## Instructions for the task
Filter out all lines without the word "title" from the data below, please, and copy the rest.

━━━ Study material ━━━

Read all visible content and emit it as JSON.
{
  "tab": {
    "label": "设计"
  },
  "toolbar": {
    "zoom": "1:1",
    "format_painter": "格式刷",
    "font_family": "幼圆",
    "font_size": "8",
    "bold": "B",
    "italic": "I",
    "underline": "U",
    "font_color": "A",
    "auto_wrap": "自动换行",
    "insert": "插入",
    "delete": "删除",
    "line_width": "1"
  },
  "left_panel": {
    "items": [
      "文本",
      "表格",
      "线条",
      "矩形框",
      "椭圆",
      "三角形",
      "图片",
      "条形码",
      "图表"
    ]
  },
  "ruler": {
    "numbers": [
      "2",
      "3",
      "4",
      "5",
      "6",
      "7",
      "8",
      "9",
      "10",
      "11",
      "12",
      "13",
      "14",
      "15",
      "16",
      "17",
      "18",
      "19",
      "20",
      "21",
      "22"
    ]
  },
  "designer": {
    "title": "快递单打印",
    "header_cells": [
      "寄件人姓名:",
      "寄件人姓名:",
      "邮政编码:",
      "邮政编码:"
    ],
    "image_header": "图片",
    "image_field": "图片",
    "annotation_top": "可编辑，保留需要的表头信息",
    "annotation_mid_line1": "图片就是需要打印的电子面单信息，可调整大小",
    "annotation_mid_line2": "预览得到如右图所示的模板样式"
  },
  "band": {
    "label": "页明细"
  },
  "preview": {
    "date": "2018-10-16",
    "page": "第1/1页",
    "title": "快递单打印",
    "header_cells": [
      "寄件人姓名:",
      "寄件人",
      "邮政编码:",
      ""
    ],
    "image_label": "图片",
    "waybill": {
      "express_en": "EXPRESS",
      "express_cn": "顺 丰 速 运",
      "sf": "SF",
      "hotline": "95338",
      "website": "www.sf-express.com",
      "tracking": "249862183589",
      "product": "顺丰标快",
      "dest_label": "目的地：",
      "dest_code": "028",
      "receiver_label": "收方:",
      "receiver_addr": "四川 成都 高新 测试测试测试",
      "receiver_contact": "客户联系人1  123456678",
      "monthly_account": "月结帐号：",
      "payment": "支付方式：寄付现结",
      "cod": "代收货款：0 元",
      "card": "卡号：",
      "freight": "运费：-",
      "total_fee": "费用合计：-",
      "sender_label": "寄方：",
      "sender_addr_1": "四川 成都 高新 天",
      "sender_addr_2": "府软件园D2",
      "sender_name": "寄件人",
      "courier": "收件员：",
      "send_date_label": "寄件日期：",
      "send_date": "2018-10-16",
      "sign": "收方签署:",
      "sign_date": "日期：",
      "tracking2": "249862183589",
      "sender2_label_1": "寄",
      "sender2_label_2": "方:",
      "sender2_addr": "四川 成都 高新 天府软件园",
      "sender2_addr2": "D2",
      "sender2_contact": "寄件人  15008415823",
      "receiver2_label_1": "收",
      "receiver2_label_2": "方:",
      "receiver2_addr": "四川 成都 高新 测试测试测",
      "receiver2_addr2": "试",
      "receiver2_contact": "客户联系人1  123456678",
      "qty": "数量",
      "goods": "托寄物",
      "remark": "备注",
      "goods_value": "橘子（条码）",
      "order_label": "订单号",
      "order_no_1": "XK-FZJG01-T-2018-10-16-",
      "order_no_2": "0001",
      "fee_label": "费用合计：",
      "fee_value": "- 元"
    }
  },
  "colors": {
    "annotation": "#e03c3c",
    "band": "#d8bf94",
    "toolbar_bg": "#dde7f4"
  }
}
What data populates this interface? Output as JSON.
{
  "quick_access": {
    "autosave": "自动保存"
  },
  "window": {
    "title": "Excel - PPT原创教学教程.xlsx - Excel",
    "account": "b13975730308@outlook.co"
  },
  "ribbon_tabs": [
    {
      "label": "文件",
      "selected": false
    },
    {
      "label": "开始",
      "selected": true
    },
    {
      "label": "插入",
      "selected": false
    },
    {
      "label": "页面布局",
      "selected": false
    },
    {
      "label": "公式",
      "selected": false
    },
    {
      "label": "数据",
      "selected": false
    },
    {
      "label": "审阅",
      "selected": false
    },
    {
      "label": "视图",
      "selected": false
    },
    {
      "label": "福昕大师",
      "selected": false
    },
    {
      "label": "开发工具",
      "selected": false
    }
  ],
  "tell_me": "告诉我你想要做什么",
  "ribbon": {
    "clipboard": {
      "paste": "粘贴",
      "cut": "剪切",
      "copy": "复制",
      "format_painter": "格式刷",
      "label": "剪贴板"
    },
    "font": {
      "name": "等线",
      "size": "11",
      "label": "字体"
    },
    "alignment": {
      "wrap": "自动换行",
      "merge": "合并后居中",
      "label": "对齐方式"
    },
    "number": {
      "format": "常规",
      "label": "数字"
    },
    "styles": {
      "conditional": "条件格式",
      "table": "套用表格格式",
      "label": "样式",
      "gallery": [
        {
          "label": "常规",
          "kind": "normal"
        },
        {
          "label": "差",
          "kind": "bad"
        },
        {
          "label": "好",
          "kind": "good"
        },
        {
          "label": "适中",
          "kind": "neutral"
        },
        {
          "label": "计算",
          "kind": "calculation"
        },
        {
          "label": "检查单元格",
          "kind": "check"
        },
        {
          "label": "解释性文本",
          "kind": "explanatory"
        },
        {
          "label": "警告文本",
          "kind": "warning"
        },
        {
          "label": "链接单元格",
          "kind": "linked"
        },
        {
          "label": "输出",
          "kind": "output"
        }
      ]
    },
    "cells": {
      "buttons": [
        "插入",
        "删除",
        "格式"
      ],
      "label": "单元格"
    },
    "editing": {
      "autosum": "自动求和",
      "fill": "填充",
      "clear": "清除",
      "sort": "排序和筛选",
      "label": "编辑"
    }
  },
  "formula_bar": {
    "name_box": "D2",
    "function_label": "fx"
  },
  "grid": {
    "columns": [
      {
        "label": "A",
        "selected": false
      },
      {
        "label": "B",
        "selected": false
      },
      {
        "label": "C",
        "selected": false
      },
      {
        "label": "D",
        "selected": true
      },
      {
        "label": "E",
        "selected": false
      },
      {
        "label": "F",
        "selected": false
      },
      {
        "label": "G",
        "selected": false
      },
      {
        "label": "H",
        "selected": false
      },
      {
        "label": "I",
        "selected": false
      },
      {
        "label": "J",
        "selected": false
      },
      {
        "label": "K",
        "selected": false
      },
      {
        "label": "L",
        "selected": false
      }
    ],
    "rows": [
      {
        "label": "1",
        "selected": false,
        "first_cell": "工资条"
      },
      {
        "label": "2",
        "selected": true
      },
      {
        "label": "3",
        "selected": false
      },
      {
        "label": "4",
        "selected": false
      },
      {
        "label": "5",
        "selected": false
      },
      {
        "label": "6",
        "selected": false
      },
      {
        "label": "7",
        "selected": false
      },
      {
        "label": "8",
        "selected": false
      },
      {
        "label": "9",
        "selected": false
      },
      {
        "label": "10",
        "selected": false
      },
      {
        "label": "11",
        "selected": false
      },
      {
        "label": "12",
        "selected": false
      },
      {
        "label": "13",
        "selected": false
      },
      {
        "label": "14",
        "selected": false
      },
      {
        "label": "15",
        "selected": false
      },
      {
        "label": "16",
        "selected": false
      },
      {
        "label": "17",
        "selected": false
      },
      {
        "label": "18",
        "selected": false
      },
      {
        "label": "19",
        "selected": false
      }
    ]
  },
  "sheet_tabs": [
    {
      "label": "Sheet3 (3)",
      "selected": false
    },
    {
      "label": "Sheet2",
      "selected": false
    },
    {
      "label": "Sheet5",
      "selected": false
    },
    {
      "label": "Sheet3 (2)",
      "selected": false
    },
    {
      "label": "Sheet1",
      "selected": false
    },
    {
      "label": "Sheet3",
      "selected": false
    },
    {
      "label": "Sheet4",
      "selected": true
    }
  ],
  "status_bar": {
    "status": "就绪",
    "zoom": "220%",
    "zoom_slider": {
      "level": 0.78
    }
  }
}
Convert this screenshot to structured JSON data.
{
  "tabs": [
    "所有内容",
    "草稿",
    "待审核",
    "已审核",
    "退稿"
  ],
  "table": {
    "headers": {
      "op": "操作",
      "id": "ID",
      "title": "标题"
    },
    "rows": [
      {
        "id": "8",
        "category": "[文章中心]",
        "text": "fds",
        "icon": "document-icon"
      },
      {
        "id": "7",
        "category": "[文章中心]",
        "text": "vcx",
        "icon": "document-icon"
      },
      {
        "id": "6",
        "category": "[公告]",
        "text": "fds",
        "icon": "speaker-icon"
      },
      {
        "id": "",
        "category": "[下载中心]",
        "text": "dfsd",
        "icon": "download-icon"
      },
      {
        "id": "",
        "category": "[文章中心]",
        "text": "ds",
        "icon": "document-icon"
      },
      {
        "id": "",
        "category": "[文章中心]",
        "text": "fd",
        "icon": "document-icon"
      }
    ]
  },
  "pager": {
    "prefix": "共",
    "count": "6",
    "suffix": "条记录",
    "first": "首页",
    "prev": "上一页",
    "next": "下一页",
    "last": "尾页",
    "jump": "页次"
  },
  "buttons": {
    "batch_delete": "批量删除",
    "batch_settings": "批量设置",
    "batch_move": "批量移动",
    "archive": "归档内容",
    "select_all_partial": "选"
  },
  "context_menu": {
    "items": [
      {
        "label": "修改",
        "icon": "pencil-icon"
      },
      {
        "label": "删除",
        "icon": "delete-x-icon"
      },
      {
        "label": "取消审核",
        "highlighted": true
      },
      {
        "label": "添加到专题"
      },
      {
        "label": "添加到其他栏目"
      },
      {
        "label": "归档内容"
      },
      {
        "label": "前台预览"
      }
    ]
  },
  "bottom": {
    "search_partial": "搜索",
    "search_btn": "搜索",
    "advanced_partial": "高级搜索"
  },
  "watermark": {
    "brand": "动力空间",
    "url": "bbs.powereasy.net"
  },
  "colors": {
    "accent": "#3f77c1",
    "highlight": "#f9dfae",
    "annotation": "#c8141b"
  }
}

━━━

## Reply to the exercise
    "title": "快递单打印",
    "title": "快递单打印",
    "title": "Excel - PPT原创教学教程.xlsx - Excel",
      "title": "标题"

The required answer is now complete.